◆ Aim of the exercise ◆
Write the data below out exactly as it stands. Do not include the pictures.

◆ Given data ◆

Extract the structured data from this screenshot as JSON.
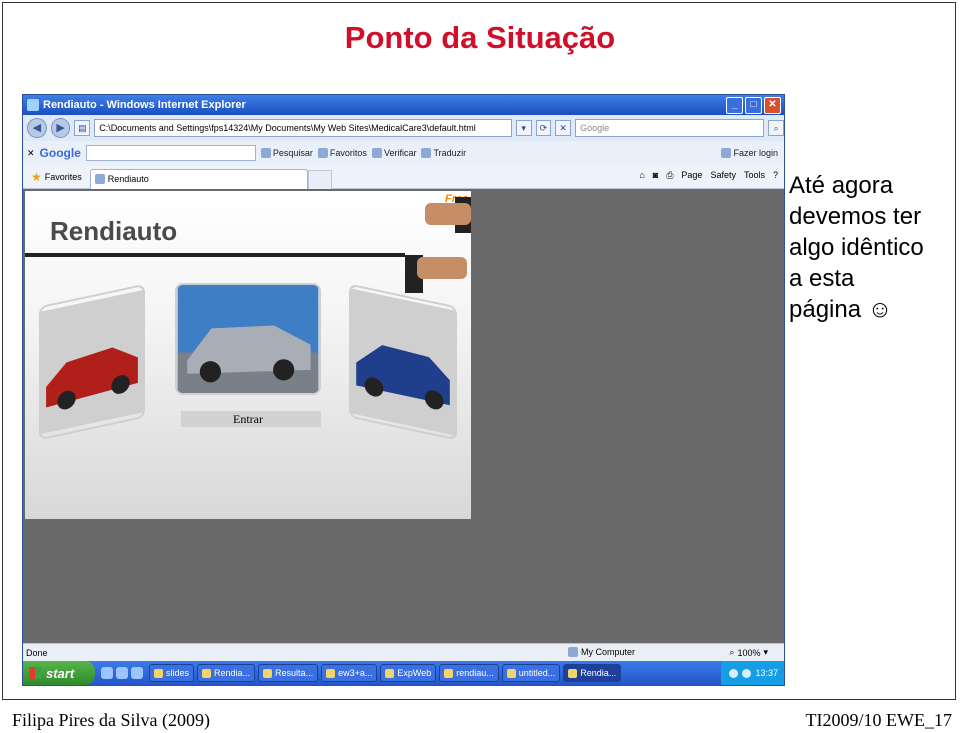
{
  "slide": {
    "title": "Ponto da Situação",
    "bullet_lines": [
      "Até agora",
      "devemos ter",
      "algo idêntico",
      "a esta",
      "página ☺"
    ],
    "footer_left": "Filipa Pires da Silva (2009)",
    "footer_right": "TI2009/10 EWE_17"
  },
  "browser": {
    "window_title": "Rendiauto - Windows Internet Explorer",
    "address": "C:\\Documents and Settings\\fps14324\\My Documents\\My Web Sites\\MedicalCare3\\default.html",
    "search_placeholder": "Google",
    "google_toolbar": {
      "logo": "Google",
      "items": [
        "Pesquisar",
        "Favoritos",
        "Verificar",
        "Traduzir",
        "Fazer login"
      ]
    },
    "favorites_label": "Favorites",
    "tab_label": "Rendiauto",
    "command_items": [
      "Page",
      "Safety",
      "Tools"
    ],
    "status": {
      "text": "Done",
      "zone": "My Computer",
      "zoom": "100%"
    }
  },
  "website": {
    "logo": "Rendiauto",
    "free_badge": "Free",
    "entrar": "Entrar",
    "car_colors": [
      "#b01f1a",
      "#a9aeb6",
      "#1f3f8c"
    ]
  },
  "taskbar": {
    "start": "start",
    "tasks": [
      "slides",
      "Rendia...",
      "Resulta...",
      "ew3+a...",
      "ExpWeb",
      "rendiau...",
      "untitled...",
      "Rendia..."
    ],
    "clock": "13:37"
  }
}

◆ Response below ◆
Extract the structured data from this screenshot as JSON.
{
  "slide": {
    "title": "Ponto da Situação",
    "bullet_lines": [
      "Até agora",
      "devemos ter",
      "algo idêntico",
      "a esta",
      "página ☺"
    ],
    "footer_left": "Filipa Pires da Silva (2009)",
    "footer_right": "TI2009/10 EWE_17"
  },
  "browser": {
    "window_title": "Rendiauto - Windows Internet Explorer",
    "address": "C:\\Documents and Settings\\fps14324\\My Documents\\My Web Sites\\MedicalCare3\\default.html",
    "search_placeholder": "Google",
    "google_toolbar": {
      "logo": "Google",
      "items": [
        "Pesquisar",
        "Favoritos",
        "Verificar",
        "Traduzir",
        "Fazer login"
      ]
    },
    "favorites_label": "Favorites",
    "tab_label": "Rendiauto",
    "command_items": [
      "Page",
      "Safety",
      "Tools"
    ],
    "status": {
      "text": "Done",
      "zone": "My Computer",
      "zoom": "100%"
    }
  },
  "website": {
    "logo": "Rendiauto",
    "free_badge": "Free",
    "entrar": "Entrar",
    "car_colors": [
      "#b01f1a",
      "#a9aeb6",
      "#1f3f8c"
    ]
  },
  "taskbar": {
    "start": "start",
    "tasks": [
      "slides",
      "Rendia...",
      "Resulta...",
      "ew3+a...",
      "ExpWeb",
      "rendiau...",
      "untitled...",
      "Rendia..."
    ],
    "clock": "13:37"
  }
}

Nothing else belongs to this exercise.